Virginia House ends secrecy in committee votes
By Adam Hamza
Capital News Service
Advocates for government transparency are applauding the Virginia House of Delegates for ending its practice of allowing committees and subcommittees to kill legislation on unrecorded voice votes.
In adopting rules for the legislative session that began Wednesday, the House voted unanimously to require panels to record who votes how.
“A recorded vote of members of a committee or subcommittee shall be taken and the name and number of those voting for, against, or abstaining shall be taken upon each measure,” according to the chamber’s new rules, introduced by Delegate Todd Gilbert, R-Shenandoah.
In addition to recorded votes, the new rules provide for more proportional representation on committees and require live-streaming and archiving of committee hearings.
In the past, many bills were approved or rejected at the committee and subcommittee level on voice votes alone. This made it was impossible to know which delegates voted against or for a particular bill.
Sen. Amanda Chase, R-Chesterfield, and Delegate Mark Levine, D-Alexandria, who founded the Virginia Transparency Caucus, praised the rule change as a major step forward for Virginia.
“This is a victory for transparency and open government for the people of the commonwealth,” Chase said. Levine agreed.
“By having these votes recorded, members will now be responsible for all legislative actions they take. No more will bills be killed in secret without any accountability,” he said.
Megan Rhyne, executive director of the Virginia Coalition for Open Government, commended the move. After the change was announced, Rhyne wrote in an email: “Good work from the House leadership!”
Betsy Edwards, executive director of the Virginia Press Association, echoed that sentiment. “Everyone needs to know how decisions are made,” she said.
Democrats blamed Republicans for the past secrecy.
“For years, House Republicans have killed critical pieces of progressive legislation through unrecorded voice votes,” House Democratic Leader David Toscano of Charlottesville and Caucus Chair Charniele Herring of Alexandria said in a joint statement. “That era is over, and we welcome a new era of accountability and governance that is more reflective of last year’s election results.”
Democrats picked up 15 House seats in November. As a result, Republicans have only a 51-to-49 majority in that chamber.
Republican leaders acknowledged that the makeup of the House was a factor in changing the rules.
Gilbert said the new rules “reflect the new composition of the House chamber, as well as several new transparency initiatives we are proud to champion.”
Delegate Ben Cline, R-Rockbridge, said he is proud that the House changed the rules.

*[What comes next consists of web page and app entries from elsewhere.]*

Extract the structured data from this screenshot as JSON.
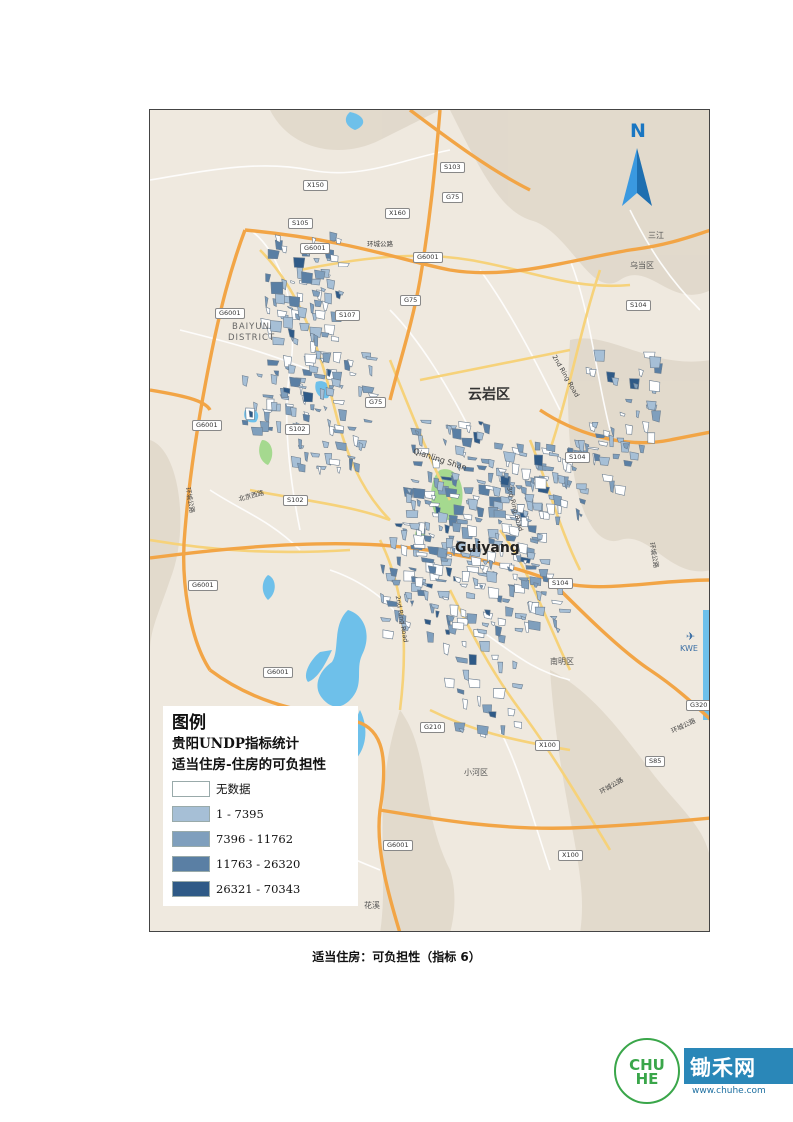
{
  "map": {
    "north_label": "N",
    "place_labels": {
      "yunyan": "云岩区",
      "guiyang": "Guiyang",
      "baiyun": "BAIYUN",
      "baiyun_district": "DISTRICT",
      "qianling": "Qianling Shan",
      "nanming": "南明区",
      "xiaohe": "小河区",
      "wudang": "乌当区",
      "sanjiang": "三江",
      "kwe": "KWE",
      "huaxi": "花溪"
    },
    "road_labels": {
      "s103": "S103",
      "x150": "X150",
      "g75a": "G75",
      "x160": "X160",
      "s105": "S105",
      "g6001a": "G6001",
      "huancheng_n": "环城公路",
      "g6001b": "G6001",
      "s107": "S107",
      "g75b": "G75",
      "g6001c": "G6001",
      "g75c": "G75",
      "g6001d": "G6001",
      "s102a": "S102",
      "s102b": "S102",
      "beijing_w": "北京西路",
      "s104a": "S104",
      "s104b": "S104",
      "s104c": "S104",
      "second_ring_n": "2nd Ring Road",
      "second_ring_s": "2nd Ring Road",
      "third_ring": "3rd Ring Road",
      "g6001e": "G6001",
      "g6001f": "G6001",
      "g6001g": "G6001",
      "g210": "G210",
      "x100a": "X100",
      "x100b": "X100",
      "s85": "S85",
      "g320": "G320",
      "huancheng_w": "环城公路",
      "huancheng_e": "环城公路",
      "huancheng_se": "环城公路",
      "huancheng_s": "环城公路"
    },
    "colors": {
      "land": "#efe9df",
      "terrain": "#ddd4c6",
      "water": "#6ec0ea",
      "park": "#a5d98f",
      "highway": "#f2a546",
      "major_road": "#f6d27a",
      "road": "#ffffff"
    }
  },
  "legend": {
    "title": "图例",
    "subtitle1": "贵阳UNDP指标统计",
    "subtitle2": "适当住房-住房的可负担性",
    "items": [
      {
        "label": "无数据",
        "color": "#ffffff"
      },
      {
        "label": "1 - 7395",
        "color": "#a6bfd6"
      },
      {
        "label": "7396 - 11762",
        "color": "#7f9fbd"
      },
      {
        "label": "11763 - 26320",
        "color": "#5a7fa4"
      },
      {
        "label": "26321 - 70343",
        "color": "#2f5a87"
      }
    ]
  },
  "caption": "适当住房：可负担性（指标 6）",
  "logo": {
    "mark_text": "CHU HE",
    "name": "锄禾网",
    "url": "www.chuhe.com"
  }
}
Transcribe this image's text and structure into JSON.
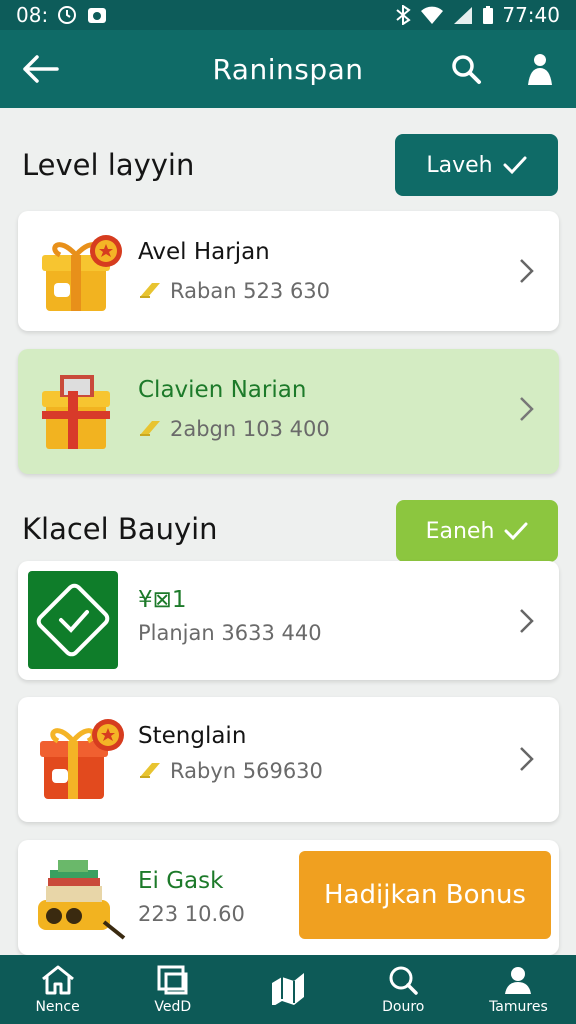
{
  "status_bar": {
    "time_left": "08:",
    "time_right": "77:40"
  },
  "app_bar": {
    "title": "Raninspan"
  },
  "section1": {
    "title": "Level layyin",
    "button_label": "Laveh"
  },
  "section2": {
    "title": "Klacel Bauyin",
    "button_label": "Eaneh"
  },
  "cards": [
    {
      "name": "Avel Harjan",
      "sub": "Raban 523 630"
    },
    {
      "name": "Clavien Narian",
      "sub": "2abgn 103 400"
    },
    {
      "name": "¥⊠1",
      "sub": "Planjan 3633 440"
    },
    {
      "name": "Stenglain",
      "sub": "Rabyn 569630"
    },
    {
      "name": "Ei Gask",
      "sub": "223 10.60"
    }
  ],
  "bonus_button_label": "Hadijkan Bonus",
  "bottom_nav": [
    {
      "label": "Nence"
    },
    {
      "label": "VedD"
    },
    {
      "label": ""
    },
    {
      "label": "Douro"
    },
    {
      "label": "Tamures"
    }
  ],
  "colors": {
    "header": "#0f6b67",
    "highlight_card": "#d4ecc3",
    "section2_button": "#8cc63f",
    "bonus": "#f0a020",
    "green_tile": "#0f7d2a"
  }
}
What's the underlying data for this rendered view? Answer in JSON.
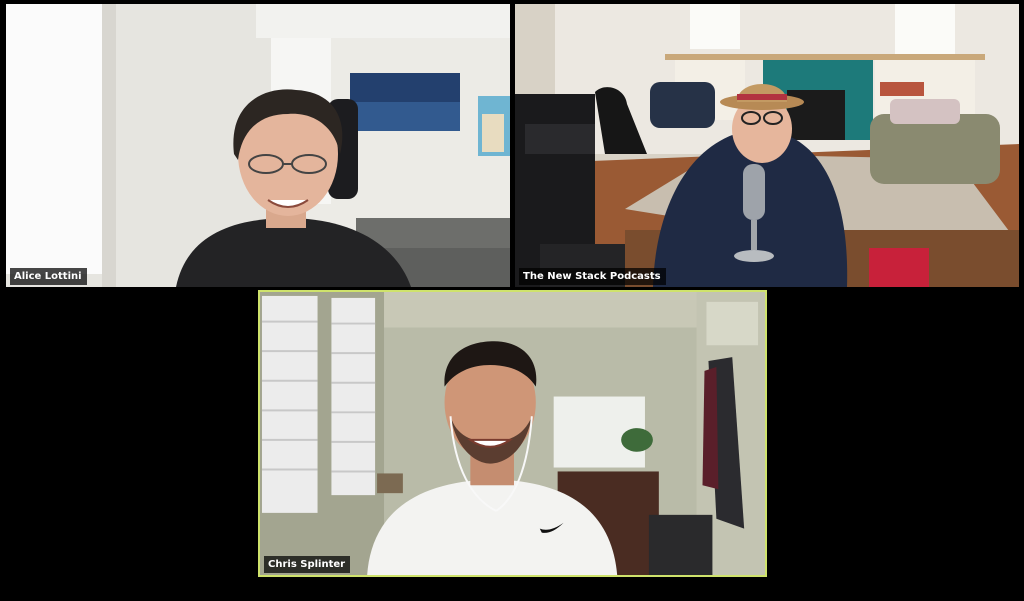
{
  "participants": [
    {
      "name": "Alice Lottini",
      "active_speaker": false
    },
    {
      "name": "The New Stack Podcasts",
      "active_speaker": false
    },
    {
      "name": "Chris Splinter",
      "active_speaker": true
    }
  ],
  "colors": {
    "background": "#000000",
    "active_speaker_border": "#cfe36c",
    "name_tag_bg": "rgba(0,0,0,0.72)",
    "name_tag_text": "#ffffff"
  }
}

“The work we do as public servants should always be open and accessible to an informed citizenry,” he said. “I have always advocated for recorded votes.”
Last year, Cline sponsored a bill to require recorded votes in committees and subcommittees. It died in the House Rules Committee — on an unrecorded vote.